For Hall, who attended St. Vincent De Paul— an all-black Catholic school — in Nashville, 4‑H provided a much-needed dose of self-esteem. An early foundational experience for her was winning a Blue Ribbon for her artistic entry in a 4‑H competition.
“I learned my art was blue ribbon-worthy, which gave me the confidence to go on. I was such a shy kid and it gave me the confidence to keep doing things,” Hall remembers. But the value of that experience was less about winning something, and more about realizing there was a world beyond her own small town. “The experience was about us supporting each other within the walls of our small school community and knowing that we were learning how to reach out to a larger community, to our state, to our country, and on into the world,” she said.
While 4‑H’s roots are in agricultural education, for Hall, participating in 4‑H was about learning the skills she would need throughout her life, and she has said that 4‑H provided “the foundation for my future.” For the chef/entrepreneur/author/television personality, “busy” isn’t just a temporary status but an entire state of mind. Fortunately, Hall isn’t one to crack under pressure. She attributes her ability to be the very embodiment of grace-under-fire to those life skills she picked up in 4‑H.
“When there is an emergency, you want me on your team,” Hall said. “I’m going to calm down. I’m going to have Plan A. If that doesn’t work, I will have Plan B.”
It’s been more than 40 years since Hall first got involved with 4‑H, but she believes the organization is still as relevant to students today as it was to her as a teenager back at St. Vincent’s.
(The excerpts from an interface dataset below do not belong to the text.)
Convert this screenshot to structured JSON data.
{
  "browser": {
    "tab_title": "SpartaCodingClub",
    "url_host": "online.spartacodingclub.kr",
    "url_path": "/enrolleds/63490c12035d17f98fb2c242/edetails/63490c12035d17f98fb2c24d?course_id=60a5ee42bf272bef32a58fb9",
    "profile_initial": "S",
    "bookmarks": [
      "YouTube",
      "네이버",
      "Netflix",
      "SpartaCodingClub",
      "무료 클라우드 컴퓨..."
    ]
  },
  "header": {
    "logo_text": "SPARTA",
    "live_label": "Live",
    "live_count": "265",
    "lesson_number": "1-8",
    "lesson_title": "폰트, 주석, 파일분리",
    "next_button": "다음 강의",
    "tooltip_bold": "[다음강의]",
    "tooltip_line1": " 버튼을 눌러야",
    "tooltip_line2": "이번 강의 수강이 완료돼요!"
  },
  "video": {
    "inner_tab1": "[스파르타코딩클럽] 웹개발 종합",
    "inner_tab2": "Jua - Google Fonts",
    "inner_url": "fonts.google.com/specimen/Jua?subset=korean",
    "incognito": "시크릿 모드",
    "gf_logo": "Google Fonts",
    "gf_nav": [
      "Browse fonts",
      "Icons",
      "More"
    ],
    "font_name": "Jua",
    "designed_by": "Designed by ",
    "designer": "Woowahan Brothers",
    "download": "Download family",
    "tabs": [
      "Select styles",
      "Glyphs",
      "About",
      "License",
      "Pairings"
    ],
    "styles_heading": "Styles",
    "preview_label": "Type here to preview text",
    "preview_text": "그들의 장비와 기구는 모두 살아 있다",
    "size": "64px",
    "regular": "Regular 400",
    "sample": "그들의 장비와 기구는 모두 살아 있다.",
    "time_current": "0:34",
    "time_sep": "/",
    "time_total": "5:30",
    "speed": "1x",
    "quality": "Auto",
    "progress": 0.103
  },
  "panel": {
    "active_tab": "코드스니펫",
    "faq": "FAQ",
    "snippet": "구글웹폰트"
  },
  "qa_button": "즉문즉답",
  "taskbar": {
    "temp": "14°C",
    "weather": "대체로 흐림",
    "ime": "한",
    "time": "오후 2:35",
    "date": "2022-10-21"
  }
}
“4‑H’ers make a significant difference in their communities,” she said. “They are a living, breathing cultural revolution for doing the right thing — breaking through obstacles and pushing our world forward to make a measurable difference right where they live.”